What needs to be done:
State how many lines in the entries below hold the word "name", with nothing besides the number.

[Dataset rows describing interfaces]
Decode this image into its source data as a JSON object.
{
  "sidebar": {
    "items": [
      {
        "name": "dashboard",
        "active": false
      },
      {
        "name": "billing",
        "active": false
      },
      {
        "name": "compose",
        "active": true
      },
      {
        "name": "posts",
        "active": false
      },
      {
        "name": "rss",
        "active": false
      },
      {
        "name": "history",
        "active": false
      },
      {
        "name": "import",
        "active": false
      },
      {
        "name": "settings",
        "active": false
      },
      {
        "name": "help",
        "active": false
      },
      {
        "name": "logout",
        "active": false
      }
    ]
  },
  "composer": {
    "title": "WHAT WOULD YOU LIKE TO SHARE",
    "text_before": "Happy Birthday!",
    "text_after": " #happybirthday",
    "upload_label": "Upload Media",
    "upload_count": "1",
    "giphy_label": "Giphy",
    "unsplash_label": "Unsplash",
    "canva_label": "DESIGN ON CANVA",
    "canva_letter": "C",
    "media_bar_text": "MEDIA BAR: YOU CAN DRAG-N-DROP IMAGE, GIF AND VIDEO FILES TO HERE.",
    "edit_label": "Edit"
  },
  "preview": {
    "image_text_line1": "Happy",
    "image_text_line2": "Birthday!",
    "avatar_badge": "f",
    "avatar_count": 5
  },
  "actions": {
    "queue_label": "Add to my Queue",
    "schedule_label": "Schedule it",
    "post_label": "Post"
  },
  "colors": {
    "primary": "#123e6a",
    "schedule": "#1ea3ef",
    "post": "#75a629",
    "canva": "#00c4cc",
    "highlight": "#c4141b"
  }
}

Solution below:
10